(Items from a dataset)

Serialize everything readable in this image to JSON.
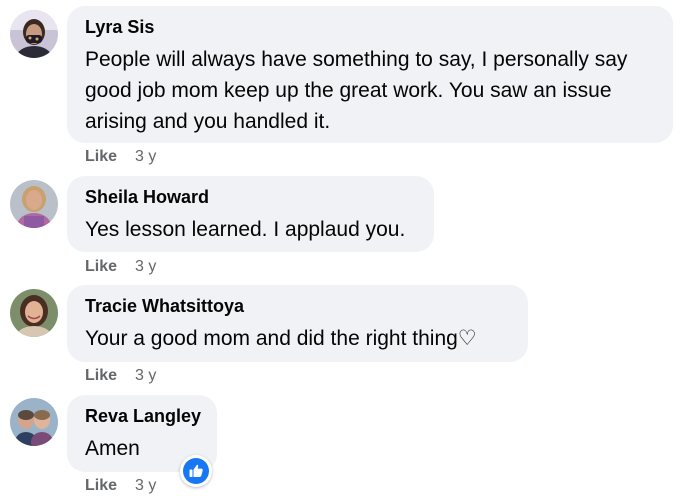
{
  "comments": [
    {
      "author": "Lyra Sis",
      "text": "People will always have something to say, I personally say good job mom keep up the great work. You saw an issue arising and you handled it.",
      "like_label": "Like",
      "time": "3 y",
      "avatar_icon": "profile-photo-masked-person"
    },
    {
      "author": "Sheila Howard",
      "text": "Yes lesson learned. I applaud you.",
      "like_label": "Like",
      "time": "3 y",
      "avatar_icon": "profile-photo-woman"
    },
    {
      "author": "Tracie Whatsittoya",
      "text": "Your a good mom and did the right thing♡",
      "like_label": "Like",
      "time": "3 y",
      "avatar_icon": "profile-photo-woman-dark-hair"
    },
    {
      "author": "Reva Langley",
      "text": "Amen",
      "like_label": "Like",
      "time": "3 y",
      "avatar_icon": "profile-photo-couple"
    }
  ],
  "reaction": {
    "icon": "thumbs-up-icon",
    "color": "#1877f2"
  },
  "colors": {
    "bubble": "#f0f2f5",
    "meta_text": "#65676b",
    "body_text": "#050505"
  }
}
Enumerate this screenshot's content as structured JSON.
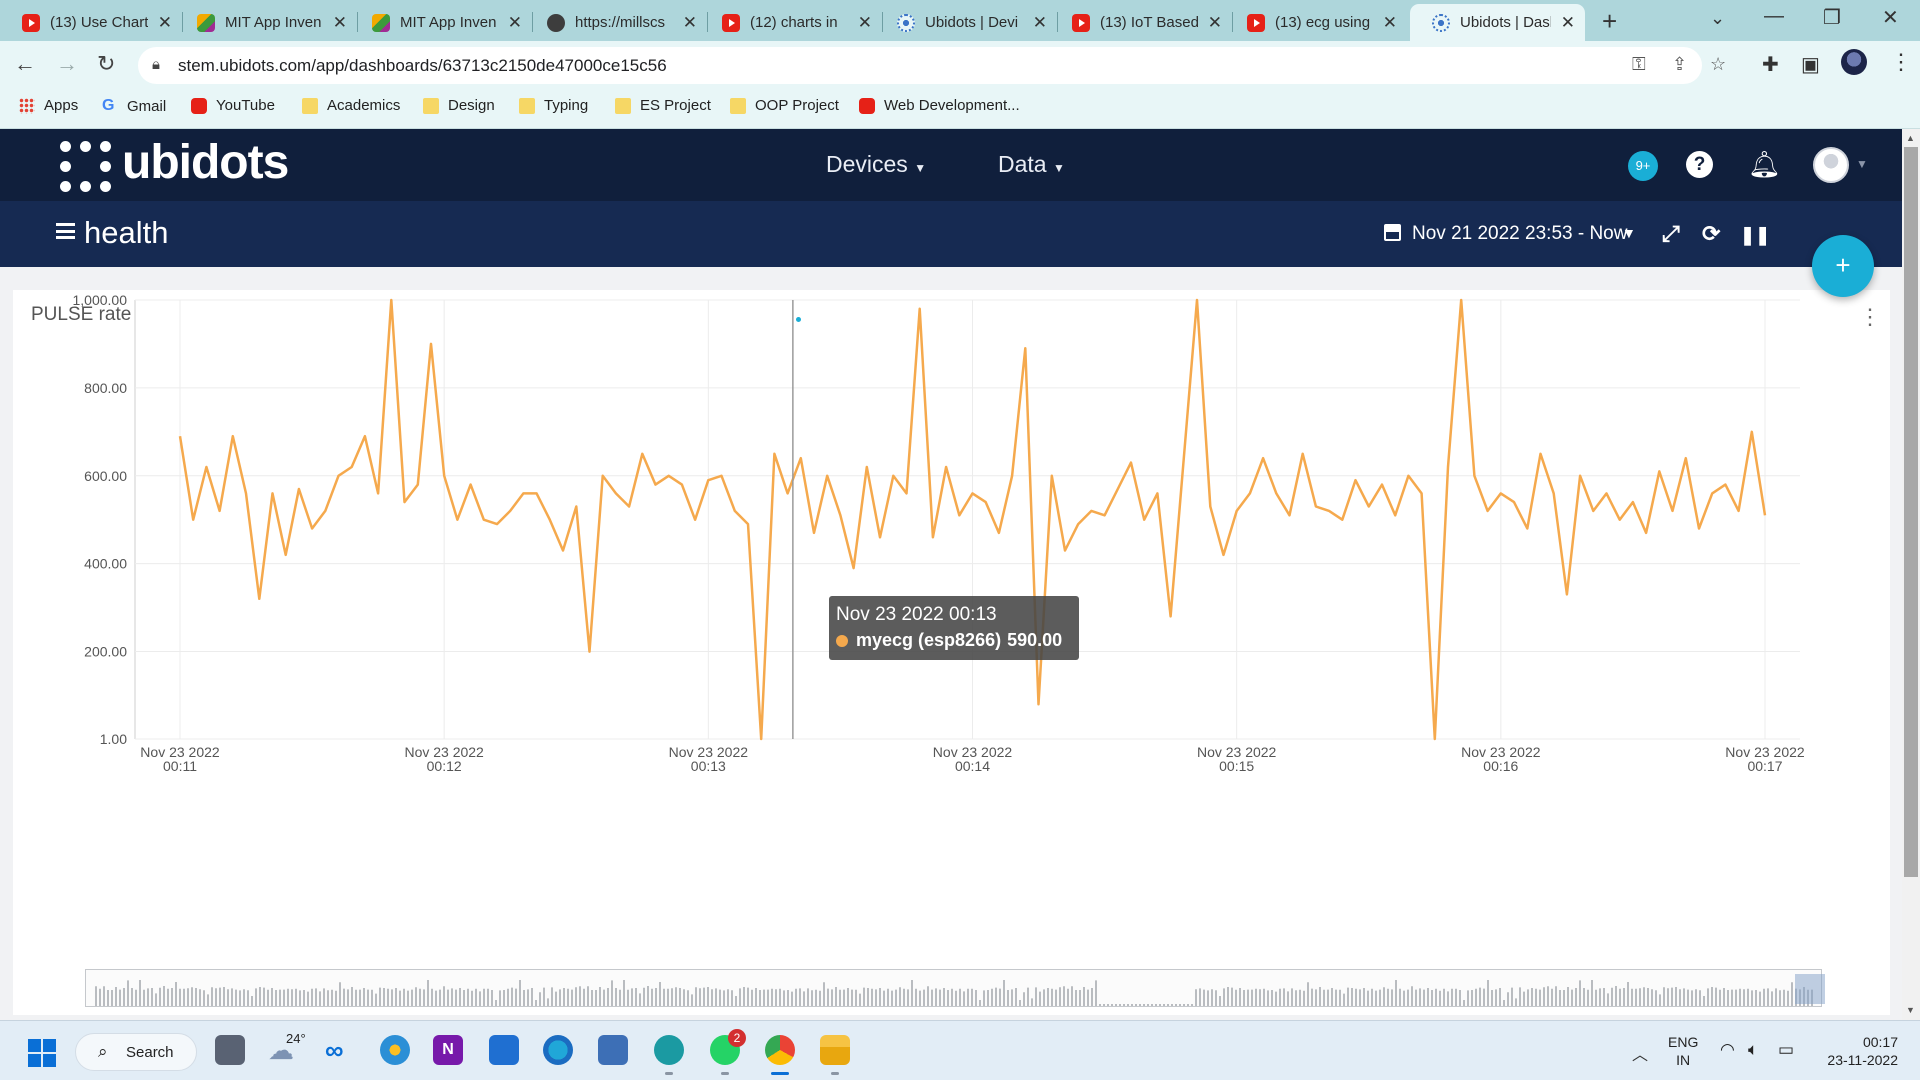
{
  "browser": {
    "tabs": [
      {
        "title": "(13) Use Chart",
        "favicon": "youtube-icon"
      },
      {
        "title": "MIT App Inven",
        "favicon": "mit-app-inventor-icon"
      },
      {
        "title": "MIT App Inven",
        "favicon": "mit-app-inventor-icon"
      },
      {
        "title": "https://millscs",
        "favicon": "globe-icon"
      },
      {
        "title": "(12) charts in",
        "favicon": "youtube-icon"
      },
      {
        "title": "Ubidots | Devi",
        "favicon": "ubidots-icon"
      },
      {
        "title": "(13) IoT Based",
        "favicon": "youtube-icon"
      },
      {
        "title": "(13) ecg using",
        "favicon": "youtube-icon"
      },
      {
        "title": "Ubidots | Dash",
        "favicon": "ubidots-icon",
        "active": true
      }
    ],
    "url": "stem.ubidots.com/app/dashboards/63713c2150de47000ce15c56",
    "bookmarks": [
      "Apps",
      "Gmail",
      "YouTube",
      "Academics",
      "Design",
      "Typing",
      "ES Project",
      "OOP Project",
      "Web Development..."
    ]
  },
  "app": {
    "logo": "ubidots",
    "nav": {
      "devices": "Devices",
      "data": "Data"
    },
    "notifications_badge": "9+",
    "dashboard_title": "health",
    "date_range": "Nov 21 2022 23:53 - Now",
    "fab_label": "+"
  },
  "widget": {
    "title": "PULSE rate",
    "tooltip": {
      "time": "Nov 23 2022 00:13",
      "series": "myecg (esp8266)",
      "value": "590.00"
    }
  },
  "chart_data": {
    "type": "line",
    "title": "PULSE rate",
    "ylim": [
      1,
      1000
    ],
    "yticks": [
      "1,000.00",
      "800.00",
      "600.00",
      "400.00",
      "200.00",
      "1.00"
    ],
    "ytick_values": [
      1000,
      800,
      600,
      400,
      200,
      1
    ],
    "xticks": [
      {
        "date": "Nov 23 2022",
        "time": "00:11"
      },
      {
        "date": "Nov 23 2022",
        "time": "00:12"
      },
      {
        "date": "Nov 23 2022",
        "time": "00:13"
      },
      {
        "date": "Nov 23 2022",
        "time": "00:14"
      },
      {
        "date": "Nov 23 2022",
        "time": "00:15"
      },
      {
        "date": "Nov 23 2022",
        "time": "00:16"
      },
      {
        "date": "Nov 23 2022",
        "time": "00:17"
      }
    ],
    "series": [
      {
        "name": "myecg (esp8266)",
        "color": "#f5a94d",
        "x": [
          0,
          0.05,
          0.1,
          0.15,
          0.2,
          0.25,
          0.3,
          0.35,
          0.4,
          0.45,
          0.5,
          0.55,
          0.6,
          0.65,
          0.7,
          0.75,
          0.8,
          0.85,
          0.9,
          0.95,
          1.0,
          1.05,
          1.1,
          1.15,
          1.2,
          1.25,
          1.3,
          1.35,
          1.4,
          1.45,
          1.5,
          1.55,
          1.6,
          1.65,
          1.7,
          1.75,
          1.8,
          1.85,
          1.9,
          1.95,
          2.0,
          2.05,
          2.1,
          2.15,
          2.2,
          2.25,
          2.3,
          2.35,
          2.4,
          2.45,
          2.5,
          2.55,
          2.6,
          2.65,
          2.7,
          2.75,
          2.8,
          2.85,
          2.9,
          2.95,
          3.0,
          3.05,
          3.1,
          3.15,
          3.2,
          3.25,
          3.3,
          3.35,
          3.4,
          3.45,
          3.5,
          3.55,
          3.6,
          3.65,
          3.7,
          3.75,
          3.8,
          3.85,
          3.9,
          3.95,
          4.0,
          4.05,
          4.1,
          4.15,
          4.2,
          4.25,
          4.3,
          4.35,
          4.4,
          4.45,
          4.5,
          4.55,
          4.6,
          4.65,
          4.7,
          4.75,
          4.8,
          4.85,
          4.9,
          4.95,
          5.0,
          5.05,
          5.1,
          5.15,
          5.2,
          5.25,
          5.3,
          5.35,
          5.4,
          5.45,
          5.5,
          5.55,
          5.6,
          5.65,
          5.7,
          5.75,
          5.8,
          5.85,
          5.9,
          5.95,
          6.0
        ],
        "values": [
          690,
          500,
          620,
          520,
          690,
          560,
          320,
          560,
          420,
          570,
          480,
          520,
          600,
          620,
          690,
          560,
          1000,
          540,
          580,
          900,
          600,
          500,
          580,
          500,
          490,
          520,
          560,
          560,
          500,
          430,
          530,
          200,
          600,
          560,
          530,
          650,
          580,
          600,
          580,
          500,
          590,
          600,
          520,
          490,
          1,
          650,
          560,
          640,
          470,
          600,
          510,
          390,
          620,
          460,
          600,
          560,
          980,
          460,
          620,
          510,
          560,
          540,
          470,
          600,
          890,
          80,
          600,
          430,
          490,
          520,
          510,
          570,
          630,
          500,
          560,
          280,
          640,
          1000,
          530,
          420,
          520,
          560,
          640,
          560,
          510,
          650,
          530,
          520,
          500,
          590,
          530,
          580,
          510,
          600,
          560,
          1,
          620,
          1000,
          600,
          520,
          560,
          540,
          480,
          650,
          560,
          330,
          600,
          520,
          560,
          500,
          540,
          470,
          610,
          520,
          640,
          480,
          560,
          580,
          520,
          700,
          510
        ]
      }
    ]
  },
  "taskbar": {
    "search": "Search",
    "weather": "24°",
    "whatsapp_badge": "2",
    "lang": [
      "ENG",
      "IN"
    ],
    "time": "00:17",
    "date": "23-11-2022"
  }
}
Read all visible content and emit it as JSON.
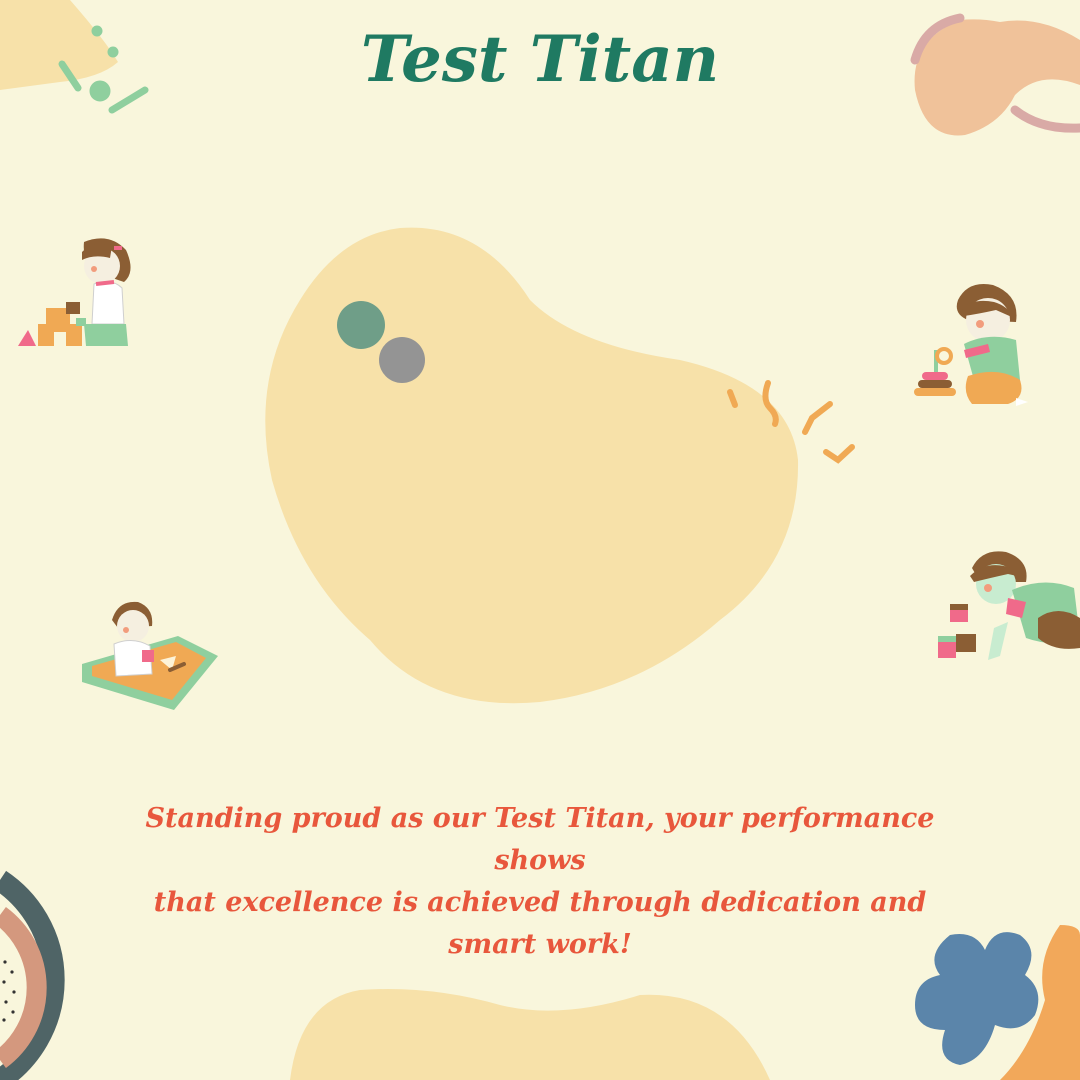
{
  "title": "Test Titan",
  "message": {
    "line1": "Standing proud as our Test Titan, your performance shows",
    "line2": "that excellence is achieved through dedication and smart work!"
  },
  "illustrations": [
    {
      "name": "girl-building-blocks-illustration"
    },
    {
      "name": "boy-stacking-rings-illustration"
    },
    {
      "name": "child-in-sandbox-illustration"
    },
    {
      "name": "child-crawling-with-blocks-illustration"
    }
  ],
  "colors": {
    "background": "#f9f6dc",
    "title": "#1f7a62",
    "message": "#e8573c",
    "blob": "#f7e1a9"
  }
}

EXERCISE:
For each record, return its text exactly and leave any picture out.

EXERCISE ANSWER:
Serialize everything readable in this image to JSON.
{
  "comments": [
    {
      "author": "Lyra Sis",
      "text": "People will always have something to say, I personally say good job mom keep up the great work. You saw an issue arising and you handled it.",
      "like_label": "Like",
      "time": "3 y",
      "avatar_icon": "profile-photo-masked-person"
    },
    {
      "author": "Sheila Howard",
      "text": "Yes lesson learned. I applaud you.",
      "like_label": "Like",
      "time": "3 y",
      "avatar_icon": "profile-photo-woman"
    },
    {
      "author": "Tracie Whatsittoya",
      "text": "Your a good mom and did the right thing♡",
      "like_label": "Like",
      "time": "3 y",
      "avatar_icon": "profile-photo-woman-dark-hair"
    },
    {
      "author": "Reva Langley",
      "text": "Amen",
      "like_label": "Like",
      "time": "3 y",
      "avatar_icon": "profile-photo-couple"
    }
  ],
  "reaction": {
    "icon": "thumbs-up-icon",
    "color": "#1877f2"
  },
  "colors": {
    "bubble": "#f0f2f5",
    "meta_text": "#65676b",
    "body_text": "#050505"
  }
}
Enumerate this screenshot's content as structured JSON.
{
  "browser": {
    "tabs": [
      {
        "title": "(13) Use Chart",
        "favicon": "youtube-icon"
      },
      {
        "title": "MIT App Inven",
        "favicon": "mit-app-inventor-icon"
      },
      {
        "title": "MIT App Inven",
        "favicon": "mit-app-inventor-icon"
      },
      {
        "title": "https://millscs",
        "favicon": "globe-icon"
      },
      {
        "title": "(12) charts in",
        "favicon": "youtube-icon"
      },
      {
        "title": "Ubidots | Devi",
        "favicon": "ubidots-icon"
      },
      {
        "title": "(13) IoT Based",
        "favicon": "youtube-icon"
      },
      {
        "title": "(13) ecg using",
        "favicon": "youtube-icon"
      },
      {
        "title": "Ubidots | Dash",
        "favicon": "ubidots-icon",
        "active": true
      }
    ],
    "url": "stem.ubidots.com/app/dashboards/63713c2150de47000ce15c56",
    "bookmarks": [
      "Apps",
      "Gmail",
      "YouTube",
      "Academics",
      "Design",
      "Typing",
      "ES Project",
      "OOP Project",
      "Web Development..."
    ]
  },
  "app": {
    "logo": "ubidots",
    "nav": {
      "devices": "Devices",
      "data": "Data"
    },
    "notifications_badge": "9+",
    "dashboard_title": "health",
    "date_range": "Nov 21 2022 23:53 - Now",
    "fab_label": "+"
  },
  "widget": {
    "title": "PULSE rate",
    "tooltip": {
      "time": "Nov 23 2022 00:13",
      "series": "myecg (esp8266)",
      "value": "590.00"
    }
  },
  "chart_data": {
    "type": "line",
    "title": "PULSE rate",
    "ylim": [
      1,
      1000
    ],
    "yticks": [
      "1,000.00",
      "800.00",
      "600.00",
      "400.00",
      "200.00",
      "1.00"
    ],
    "ytick_values": [
      1000,
      800,
      600,
      400,
      200,
      1
    ],
    "xticks": [
      {
        "date": "Nov 23 2022",
        "time": "00:11"
      },
      {
        "date": "Nov 23 2022",
        "time": "00:12"
      },
      {
        "date": "Nov 23 2022",
        "time": "00:13"
      },
      {
        "date": "Nov 23 2022",
        "time": "00:14"
      },
      {
        "date": "Nov 23 2022",
        "time": "00:15"
      },
      {
        "date": "Nov 23 2022",
        "time": "00:16"
      },
      {
        "date": "Nov 23 2022",
        "time": "00:17"
      }
    ],
    "series": [
      {
        "name": "myecg (esp8266)",
        "color": "#f5a94d",
        "x": [
          0,
          0.05,
          0.1,
          0.15,
          0.2,
          0.25,
          0.3,
          0.35,
          0.4,
          0.45,
          0.5,
          0.55,
          0.6,
          0.65,
          0.7,
          0.75,
          0.8,
          0.85,
          0.9,
          0.95,
          1.0,
          1.05,
          1.1,
          1.15,
          1.2,
          1.25,
          1.3,
          1.35,
          1.4,
          1.45,
          1.5,
          1.55,
          1.6,
          1.65,
          1.7,
          1.75,
          1.8,
          1.85,
          1.9,
          1.95,
          2.0,
          2.05,
          2.1,
          2.15,
          2.2,
          2.25,
          2.3,
          2.35,
          2.4,
          2.45,
          2.5,
          2.55,
          2.6,
          2.65,
          2.7,
          2.75,
          2.8,
          2.85,
          2.9,
          2.95,
          3.0,
          3.05,
          3.1,
          3.15,
          3.2,
          3.25,
          3.3,
          3.35,
          3.4,
          3.45,
          3.5,
          3.55,
          3.6,
          3.65,
          3.7,
          3.75,
          3.8,
          3.85,
          3.9,
          3.95,
          4.0,
          4.05,
          4.1,
          4.15,
          4.2,
          4.25,
          4.3,
          4.35,
          4.4,
          4.45,
          4.5,
          4.55,
          4.6,
          4.65,
          4.7,
          4.75,
          4.8,
          4.85,
          4.9,
          4.95,
          5.0,
          5.05,
          5.1,
          5.15,
          5.2,
          5.25,
          5.3,
          5.35,
          5.4,
          5.45,
          5.5,
          5.55,
          5.6,
          5.65,
          5.7,
          5.75,
          5.8,
          5.85,
          5.9,
          5.95,
          6.0
        ],
        "values": [
          690,
          500,
          620,
          520,
          690,
          560,
          320,
          560,
          420,
          570,
          480,
          520,
          600,
          620,
          690,
          560,
          1000,
          540,
          580,
          900,
          600,
          500,
          580,
          500,
          490,
          520,
          560,
          560,
          500,
          430,
          530,
          200,
          600,
          560,
          530,
          650,
          580,
          600,
          580,
          500,
          590,
          600,
          520,
          490,
          1,
          650,
          560,
          640,
          470,
          600,
          510,
          390,
          620,
          460,
          600,
          560,
          980,
          460,
          620,
          510,
          560,
          540,
          470,
          600,
          890,
          80,
          600,
          430,
          490,
          520,
          510,
          570,
          630,
          500,
          560,
          280,
          640,
          1000,
          530,
          420,
          520,
          560,
          640,
          560,
          510,
          650,
          530,
          520,
          500,
          590,
          530,
          580,
          510,
          600,
          560,
          1,
          620,
          1000,
          600,
          520,
          560,
          540,
          480,
          650,
          560,
          330,
          600,
          520,
          560,
          500,
          540,
          470,
          610,
          520,
          640,
          480,
          560,
          580,
          520,
          700,
          510
        ]
      }
    ]
  },
  "taskbar": {
    "search": "Search",
    "weather": "24°",
    "whatsapp_badge": "2",
    "lang": [
      "ENG",
      "IN"
    ],
    "time": "00:17",
    "date": "23-11-2022"
  }
}
Read all visible content and emit it as JSON.
{
  "title": "Test Titan",
  "message": {
    "line1": "Standing proud as our Test Titan, your performance shows",
    "line2": "that excellence is achieved through dedication and smart work!"
  },
  "illustrations": [
    {
      "name": "girl-building-blocks-illustration"
    },
    {
      "name": "boy-stacking-rings-illustration"
    },
    {
      "name": "child-in-sandbox-illustration"
    },
    {
      "name": "child-crawling-with-blocks-illustration"
    }
  ],
  "colors": {
    "background": "#f9f6dc",
    "title": "#1f7a62",
    "message": "#e8573c",
    "blob": "#f7e1a9"
  }
}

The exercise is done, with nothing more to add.